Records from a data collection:
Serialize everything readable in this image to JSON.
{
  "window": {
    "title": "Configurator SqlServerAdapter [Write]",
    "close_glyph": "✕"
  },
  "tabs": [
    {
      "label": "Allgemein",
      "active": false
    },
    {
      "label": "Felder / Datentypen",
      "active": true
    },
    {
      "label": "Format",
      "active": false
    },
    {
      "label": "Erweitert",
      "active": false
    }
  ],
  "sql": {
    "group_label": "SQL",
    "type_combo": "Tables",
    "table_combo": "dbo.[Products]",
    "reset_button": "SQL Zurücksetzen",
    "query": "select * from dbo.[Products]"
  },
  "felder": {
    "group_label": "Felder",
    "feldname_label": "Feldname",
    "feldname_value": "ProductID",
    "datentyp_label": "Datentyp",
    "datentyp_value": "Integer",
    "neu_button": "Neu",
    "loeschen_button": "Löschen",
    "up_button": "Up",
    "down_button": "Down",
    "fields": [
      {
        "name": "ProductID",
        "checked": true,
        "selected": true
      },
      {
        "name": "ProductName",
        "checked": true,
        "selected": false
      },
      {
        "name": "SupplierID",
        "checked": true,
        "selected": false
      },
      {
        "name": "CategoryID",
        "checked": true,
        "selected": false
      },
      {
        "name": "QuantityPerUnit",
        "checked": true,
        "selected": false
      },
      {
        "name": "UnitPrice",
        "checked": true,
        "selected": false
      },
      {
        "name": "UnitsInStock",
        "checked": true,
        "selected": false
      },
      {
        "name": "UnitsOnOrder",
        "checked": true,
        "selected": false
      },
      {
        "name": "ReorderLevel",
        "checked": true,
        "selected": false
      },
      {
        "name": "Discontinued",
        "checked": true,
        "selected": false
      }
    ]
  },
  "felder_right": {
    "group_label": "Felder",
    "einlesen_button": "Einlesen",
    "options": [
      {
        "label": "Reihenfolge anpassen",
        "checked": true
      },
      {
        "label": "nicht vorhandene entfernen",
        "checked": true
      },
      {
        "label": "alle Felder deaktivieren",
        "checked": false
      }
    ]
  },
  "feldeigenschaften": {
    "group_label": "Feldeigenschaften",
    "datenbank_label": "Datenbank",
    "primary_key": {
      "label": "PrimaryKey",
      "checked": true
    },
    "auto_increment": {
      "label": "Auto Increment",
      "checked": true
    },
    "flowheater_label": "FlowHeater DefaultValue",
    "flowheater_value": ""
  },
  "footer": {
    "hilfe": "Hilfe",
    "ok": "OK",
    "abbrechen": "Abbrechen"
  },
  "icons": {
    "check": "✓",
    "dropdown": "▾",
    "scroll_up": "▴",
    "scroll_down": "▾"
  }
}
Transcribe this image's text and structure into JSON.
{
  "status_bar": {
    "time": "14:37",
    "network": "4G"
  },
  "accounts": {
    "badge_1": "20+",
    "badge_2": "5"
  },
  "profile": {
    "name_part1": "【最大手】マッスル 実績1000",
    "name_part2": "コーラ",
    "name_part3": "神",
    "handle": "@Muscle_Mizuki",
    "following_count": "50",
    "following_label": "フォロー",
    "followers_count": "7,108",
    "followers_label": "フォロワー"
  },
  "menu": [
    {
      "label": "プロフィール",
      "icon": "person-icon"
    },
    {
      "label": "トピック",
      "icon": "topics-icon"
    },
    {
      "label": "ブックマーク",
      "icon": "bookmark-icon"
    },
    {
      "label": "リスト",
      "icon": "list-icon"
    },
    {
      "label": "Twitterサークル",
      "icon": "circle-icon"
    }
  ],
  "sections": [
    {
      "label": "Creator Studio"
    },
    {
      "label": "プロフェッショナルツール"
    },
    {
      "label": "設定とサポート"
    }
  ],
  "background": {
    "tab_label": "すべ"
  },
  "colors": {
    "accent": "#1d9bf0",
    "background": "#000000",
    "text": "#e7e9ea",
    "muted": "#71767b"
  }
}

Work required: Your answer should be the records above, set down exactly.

Answer box:
Serialize everything readable in this image to JSON.
{
  "window": {
    "title": "Configurator SqlServerAdapter [Write]",
    "close_glyph": "✕"
  },
  "tabs": [
    {
      "label": "Allgemein",
      "active": false
    },
    {
      "label": "Felder / Datentypen",
      "active": true
    },
    {
      "label": "Format",
      "active": false
    },
    {
      "label": "Erweitert",
      "active": false
    }
  ],
  "sql": {
    "group_label": "SQL",
    "type_combo": "Tables",
    "table_combo": "dbo.[Products]",
    "reset_button": "SQL Zurücksetzen",
    "query": "select * from dbo.[Products]"
  },
  "felder": {
    "group_label": "Felder",
    "feldname_label": "Feldname",
    "feldname_value": "ProductID",
    "datentyp_label": "Datentyp",
    "datentyp_value": "Integer",
    "neu_button": "Neu",
    "loeschen_button": "Löschen",
    "up_button": "Up",
    "down_button": "Down",
    "fields": [
      {
        "name": "ProductID",
        "checked": true,
        "selected": true
      },
      {
        "name": "ProductName",
        "checked": true,
        "selected": false
      },
      {
        "name": "SupplierID",
        "checked": true,
        "selected": false
      },
      {
        "name": "CategoryID",
        "checked": true,
        "selected": false
      },
      {
        "name": "QuantityPerUnit",
        "checked": true,
        "selected": false
      },
      {
        "name": "UnitPrice",
        "checked": true,
        "selected": false
      },
      {
        "name": "UnitsInStock",
        "checked": true,
        "selected": false
      },
      {
        "name": "UnitsOnOrder",
        "checked": true,
        "selected": false
      },
      {
        "name": "ReorderLevel",
        "checked": true,
        "selected": false
      },
      {
        "name": "Discontinued",
        "checked": true,
        "selected": false
      }
    ]
  },
  "felder_right": {
    "group_label": "Felder",
    "einlesen_button": "Einlesen",
    "options": [
      {
        "label": "Reihenfolge anpassen",
        "checked": true
      },
      {
        "label": "nicht vorhandene entfernen",
        "checked": true
      },
      {
        "label": "alle Felder deaktivieren",
        "checked": false
      }
    ]
  },
  "feldeigenschaften": {
    "group_label": "Feldeigenschaften",
    "datenbank_label": "Datenbank",
    "primary_key": {
      "label": "PrimaryKey",
      "checked": true
    },
    "auto_increment": {
      "label": "Auto Increment",
      "checked": true
    },
    "flowheater_label": "FlowHeater DefaultValue",
    "flowheater_value": ""
  },
  "footer": {
    "hilfe": "Hilfe",
    "ok": "OK",
    "abbrechen": "Abbrechen"
  },
  "icons": {
    "check": "✓",
    "dropdown": "▾",
    "scroll_up": "▴",
    "scroll_down": "▾"
  }
}
Transcribe this image's text and structure into JSON.
{
  "status_bar": {
    "time": "14:37",
    "network": "4G"
  },
  "accounts": {
    "badge_1": "20+",
    "badge_2": "5"
  },
  "profile": {
    "name_part1": "【最大手】マッスル 実績1000",
    "name_part2": "コーラ",
    "name_part3": "神",
    "handle": "@Muscle_Mizuki",
    "following_count": "50",
    "following_label": "フォロー",
    "followers_count": "7,108",
    "followers_label": "フォロワー"
  },
  "menu": [
    {
      "label": "プロフィール",
      "icon": "person-icon"
    },
    {
      "label": "トピック",
      "icon": "topics-icon"
    },
    {
      "label": "ブックマーク",
      "icon": "bookmark-icon"
    },
    {
      "label": "リスト",
      "icon": "list-icon"
    },
    {
      "label": "Twitterサークル",
      "icon": "circle-icon"
    }
  ],
  "sections": [
    {
      "label": "Creator Studio"
    },
    {
      "label": "プロフェッショナルツール"
    },
    {
      "label": "設定とサポート"
    }
  ],
  "background": {
    "tab_label": "すべ"
  },
  "colors": {
    "accent": "#1d9bf0",
    "background": "#000000",
    "text": "#e7e9ea",
    "muted": "#71767b"
  }
}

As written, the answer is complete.